On a lighter note, S.J. Perelman, a U.S. humorist, spoonerized the phrase after supposedly escaping the attentions of a group of prostitutes. “It was a case of the tail dogging the wag.” In this case the word “wag” is an antiquated reference to a witty person.
1. Wilton, David. 2001. Wilton's Word & Phrase Origins. wordorigins.org. Accessed Oct 25 2001 from http:// www.wordorigins.org/.
2. Fitzpatrick, Dan. 2002. The Fed: Once Again, It's Time to Wag the Dog. TheStreet.com. Accessed Feb 19 2002 from http:// biz.yahoo.com/ tsp/020129/ 10007600_1.html
3. Bogdanich, Walt. 2002. 2 Powerful Groups Hold Sway over Buying at Many Hospitals. New York Times, Mar 4. Accessed Mar 6 2002 from http:// www.nytimes.com/ 2002/03/04/ business/ 04BUY.html.
4. Stith, Kate, and José A. Cabranes. 1998. Fear of Judging: Sentencing Guidelines in the Federal Courts. Chicago: University of Chicago Press. 242.
5. Priester, Benjamin J. 2007. The Canine Metaphor and the Future of Sentencing Reform: Dogs, Tails, and the Constitutional Law of Wagging.
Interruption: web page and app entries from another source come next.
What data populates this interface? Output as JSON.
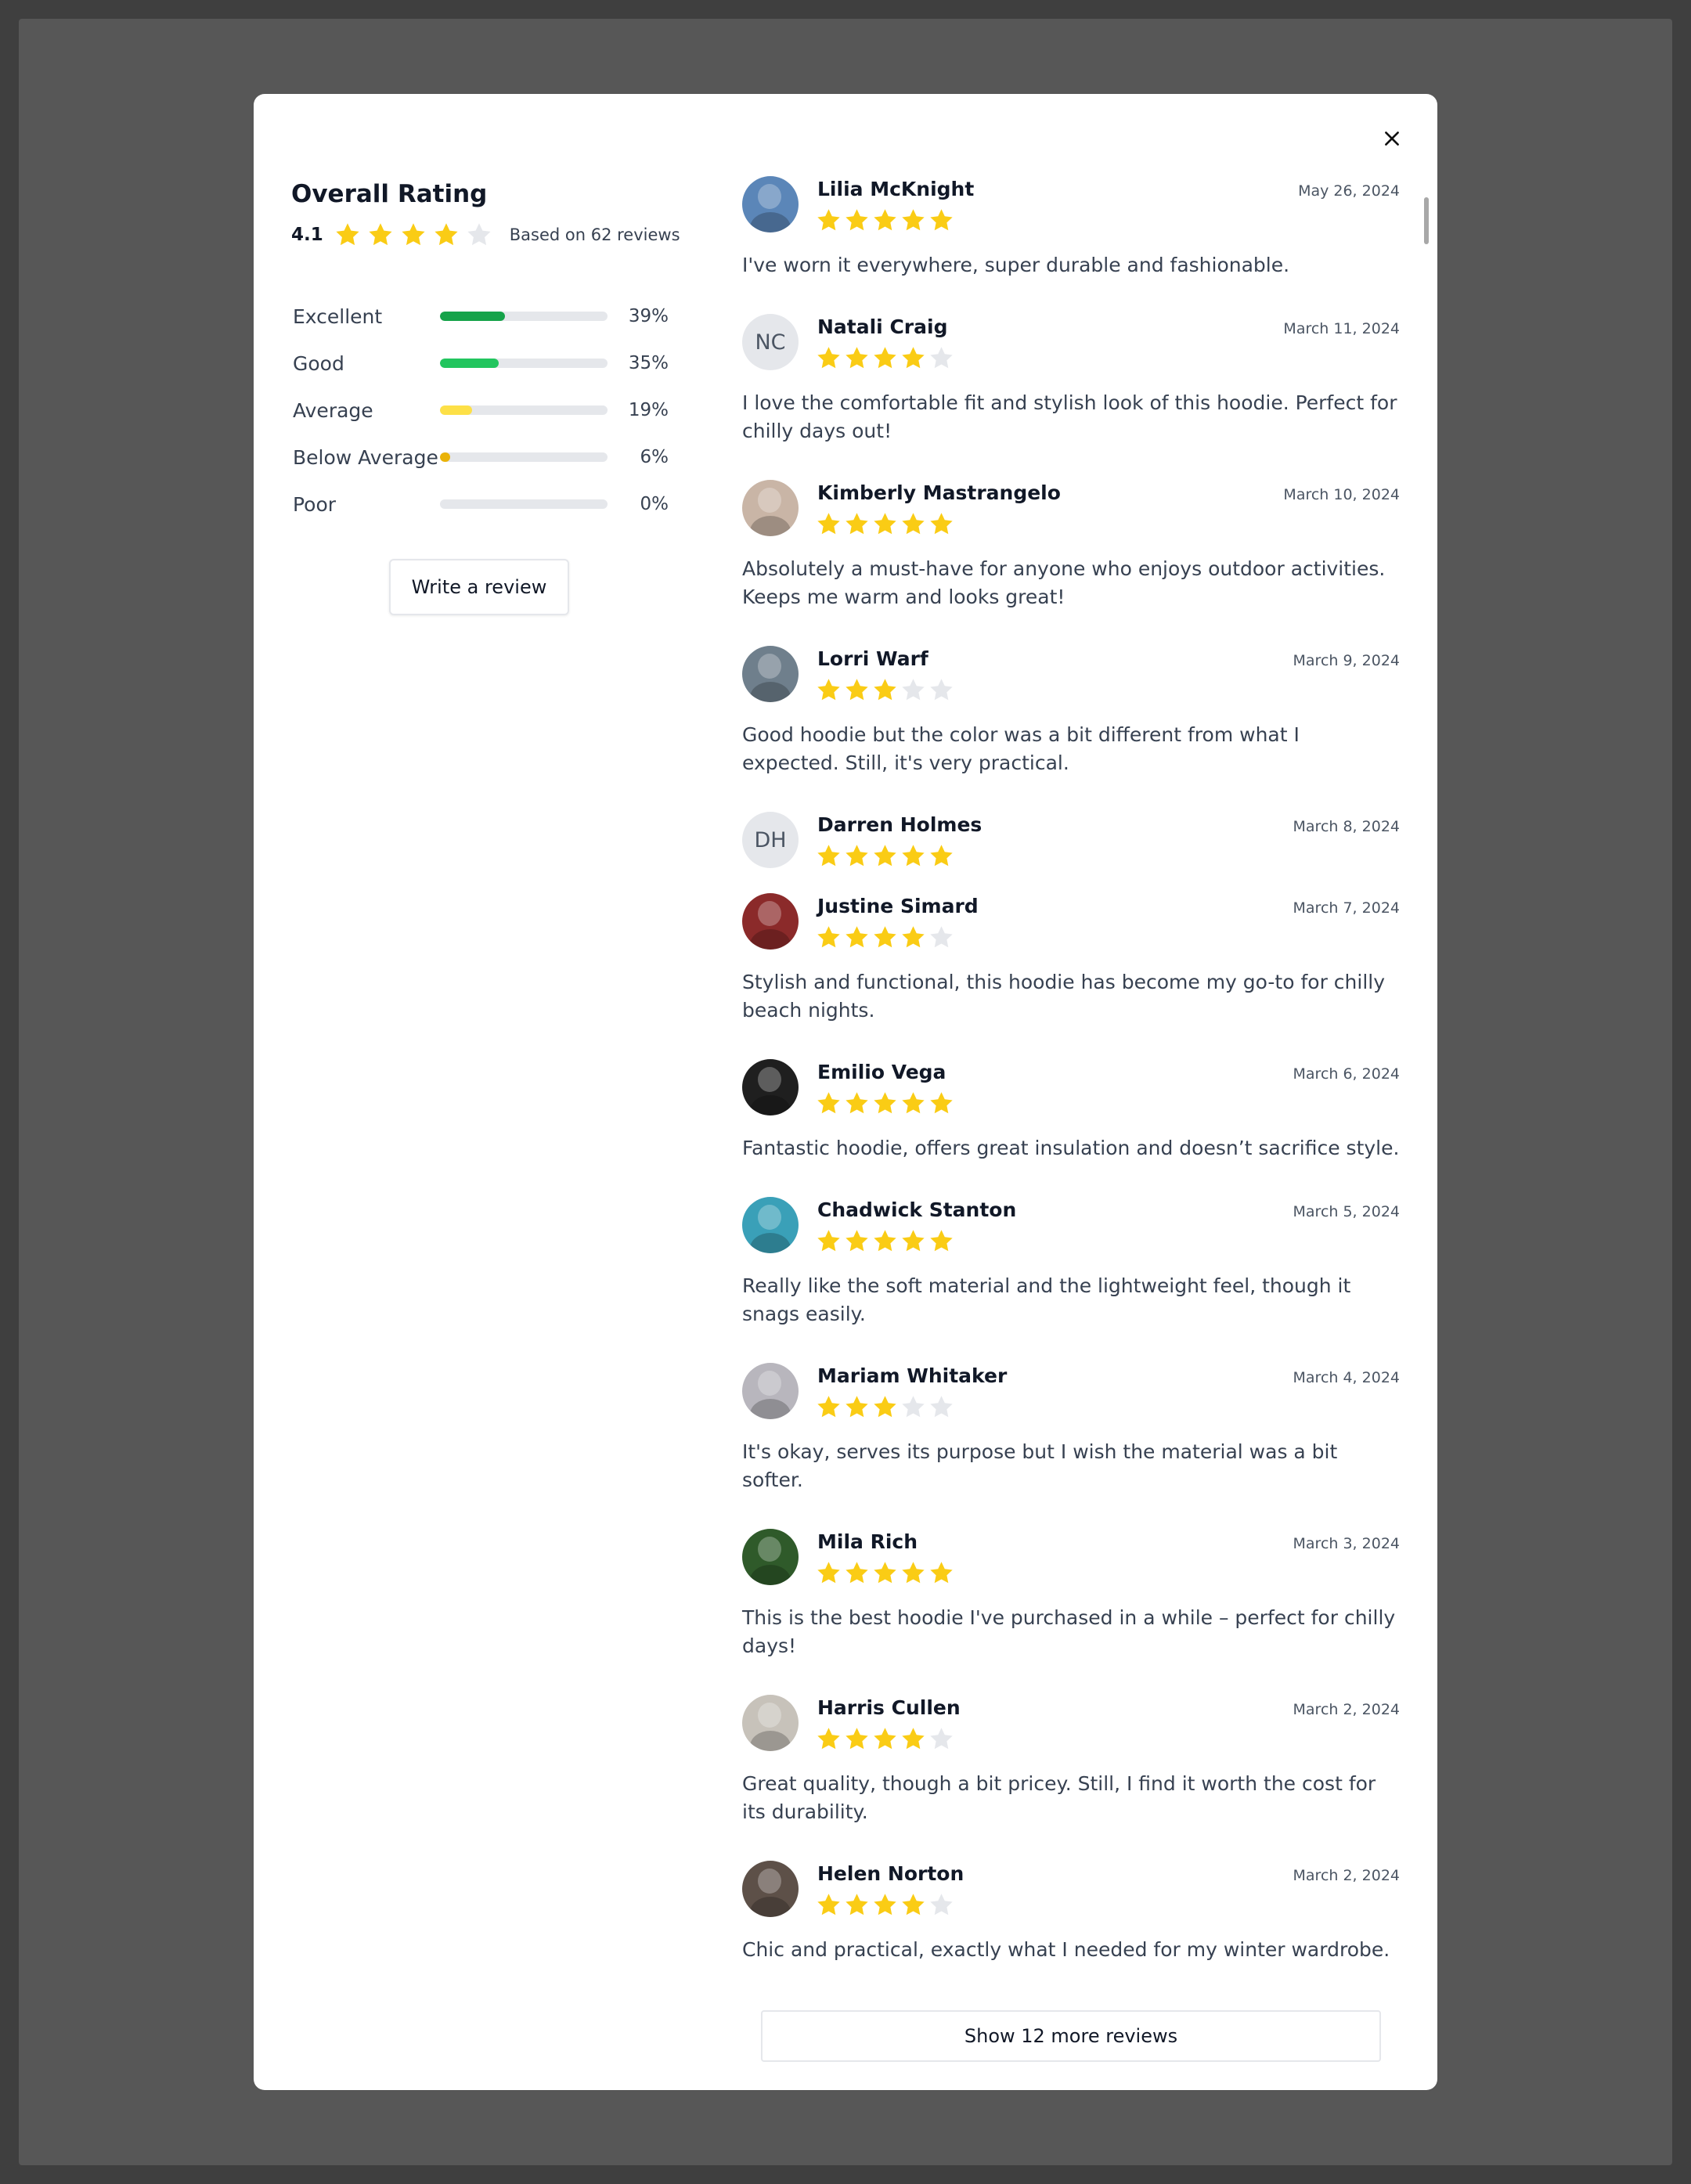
{
  "dialog": {
    "close_icon": "close-icon",
    "summary": {
      "title": "Overall Rating",
      "score": "4.1",
      "score_value": 4.1,
      "stars_filled": 4,
      "based_on": "Based on 62 reviews",
      "write_review_label": "Write a review"
    },
    "breakdown": [
      {
        "label": "Excellent",
        "pct_text": "39%",
        "value": 39,
        "color": "#16a34a"
      },
      {
        "label": "Good",
        "pct_text": "35%",
        "value": 35,
        "color": "#22c55e"
      },
      {
        "label": "Average",
        "pct_text": "19%",
        "value": 19,
        "color": "#fde047"
      },
      {
        "label": "Below Average",
        "pct_text": "6%",
        "value": 6,
        "color": "#eab308"
      },
      {
        "label": "Poor",
        "pct_text": "0%",
        "value": 0,
        "color": "#dc2626"
      }
    ],
    "reviews": [
      {
        "name": "Lilia McKnight",
        "date": "May 26, 2024",
        "rating": 5,
        "text": "I've worn it everywhere, super durable and fashionable.",
        "avatar": "photo",
        "avatar_color": "#5b86b8"
      },
      {
        "name": "Natali Craig",
        "date": "March 11, 2024",
        "rating": 4,
        "text": "I love the comfortable fit and stylish look of this hoodie. Perfect for chilly days out!",
        "avatar": "initials",
        "initials": "NC"
      },
      {
        "name": "Kimberly Mastrangelo",
        "date": "March 10, 2024",
        "rating": 5,
        "text": "Absolutely a must-have for anyone who enjoys outdoor activities. Keeps me warm and looks great!",
        "avatar": "photo",
        "avatar_color": "#c9b5a6"
      },
      {
        "name": "Lorri Warf",
        "date": "March 9, 2024",
        "rating": 3,
        "text": "Good hoodie but the color was a bit different from what I expected. Still, it's very practical.",
        "avatar": "photo",
        "avatar_color": "#6f7f8c"
      },
      {
        "name": "Darren Holmes",
        "date": "March 8, 2024",
        "rating": 5,
        "text": "",
        "avatar": "initials",
        "initials": "DH"
      },
      {
        "name": "Justine Simard",
        "date": "March 7, 2024",
        "rating": 4,
        "text": "Stylish and functional, this hoodie has become my go-to for chilly beach nights.",
        "avatar": "photo",
        "avatar_color": "#8b2a2a"
      },
      {
        "name": "Emilio Vega",
        "date": "March 6, 2024",
        "rating": 5,
        "text": "Fantastic hoodie, offers great insulation and doesn’t sacrifice style.",
        "avatar": "photo",
        "avatar_color": "#1f1f1f"
      },
      {
        "name": "Chadwick Stanton",
        "date": "March 5, 2024",
        "rating": 5,
        "text": "Really like the soft material and the lightweight feel, though it snags easily.",
        "avatar": "photo",
        "avatar_color": "#3aa0b8"
      },
      {
        "name": "Mariam Whitaker",
        "date": "March 4, 2024",
        "rating": 3,
        "text": "It's okay, serves its purpose but I wish the material was a bit softer.",
        "avatar": "photo",
        "avatar_color": "#b8b6bd"
      },
      {
        "name": "Mila Rich",
        "date": "March 3, 2024",
        "rating": 5,
        "text": "This is the best hoodie I've purchased in a while – perfect for chilly days!",
        "avatar": "photo",
        "avatar_color": "#2f5a2a"
      },
      {
        "name": "Harris Cullen",
        "date": "March 2, 2024",
        "rating": 4,
        "text": "Great quality, though a bit pricey. Still, I find it worth the cost for its durability.",
        "avatar": "photo",
        "avatar_color": "#c7c2ba"
      },
      {
        "name": "Helen Norton",
        "date": "March 2, 2024",
        "rating": 4,
        "text": "Chic and practical, exactly what I needed for my winter wardrobe.",
        "avatar": "photo",
        "avatar_color": "#5d5048"
      }
    ],
    "show_more_label": "Show 12 more reviews"
  }
}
SMU Law Review 61 (1).
6. Scalia, Antonin. 2004. Blakely V. Washington - Opinion Announcement. oyez.com. The Oyez Project. Accessed Jul 25 2009 from http:// www.oyez.org/ cases/2000-2009/ 2003/ 2003_02_1632/ opinion.
7. Martin, Gary J., ed. 2001. The Phrase Finder. Sheffield Hallam University. Accessed August 26 2001 from http:// www.shu.ac.uk/web-admin/ phrases/
About the illustrations: Figure 1 shows Robert DeNiro and Dustin Hoffman in the Hollywood film: Wag the Dog. The film provides a provocative look at the possibilities for manipulating the media as a part of the process of wagging the dog. This image is excerpted from a poster, and the copyright for it is most likely owned by either the publisher or the creator of the work depicted. I believe that the use of scaled-down, low-resolution images of posters to provide critical commentary on the film in question or of the poster itself qualifies as fair use under United States copyright law.
Figure 2 is Justice Antonin Scalia; this is his official portrait. Well, I just cropped it a bit to make him seem more sinister. I especially like this image because on first glance I thought those were a pair of handcuffs he was holding. This work is in the public domain in the United States because it is a work of the United States Federal Government under the terms of Title 17, Chapter 1, Section 105 of the US Code.